The passage sets up the dramatic event so well. The antagonist is introduced in all of his physical glory. Goliath is painted as a giant behemoth who taunts the Lord’s army and defiles God, and he serves as a serious threat to Israel’s army. The plot thickens as a challenge is issued by the Philistines. They wanted to make it interesting, so they turned it into almost a game. One battle between Goliath and any Israelite brave enough to face him. The army of the loser would be the slaves of the victor. As I think about this challenge, I wonder if they Philistines really expected that the Israelites would send anyone. The almost impossible feat of defeating Goliath sets the stage for God’s faithful intervention through a young shepherd boy.
The narrative leads us through the events that brought David to the Israelite army’s camp. He’s not only an unlikely candidate to face Goliath, he’s not even supposed to be near the battle field. When he learns about the challenge and that no one was willing face the giant, he is almost insulted that no one in the army had faith in God’s power and might. They were trying to win the battle by their own prowess and strength. David sees this, names it, and without batting an eyelash, volunteers to take on the Philistine. What was no doubt viewed as youthful naïveté, God used for his glory. David makes his case to King Saul and the king, so impressed by the young shepherd boy, is willing to let him go.
Rejecting the battle implements of King Saul, David takes his staff, his sling (the ornament for today) and a handful of stones smoothed by the current of the stream, and heads out to face Goliath. As the story reveals, one well aimed stone guided by God’s hand gave us one of the most beloved underdog stories of all times. David defeats Goliath, chops off his head (another part of the story that I loved as a kid), and the Philistine army flees. The Israelites pursue them, raid their camp, and David takes Goliath’s head to Jerusalem. (But strangely enough he decided to keep Goliath’s armor and put them in his own tent).
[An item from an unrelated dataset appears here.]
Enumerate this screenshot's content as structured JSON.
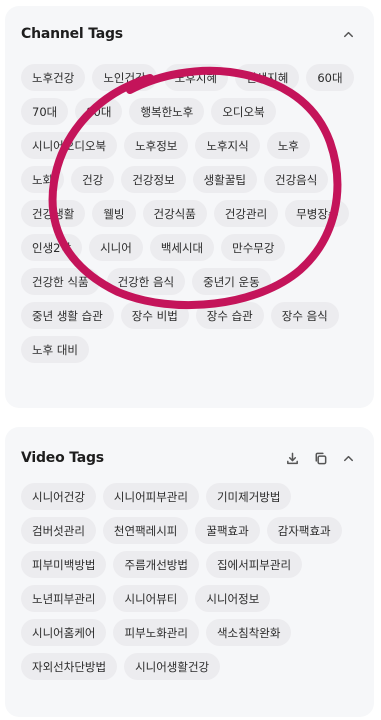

A happy ending for all (except the Philistines) and one more story about how God uses the least suspecting folks to do his work. It’s an incredible story of God’s might, but also a great reminder that in times where we think God would never use us… you never know, he just might. 🙂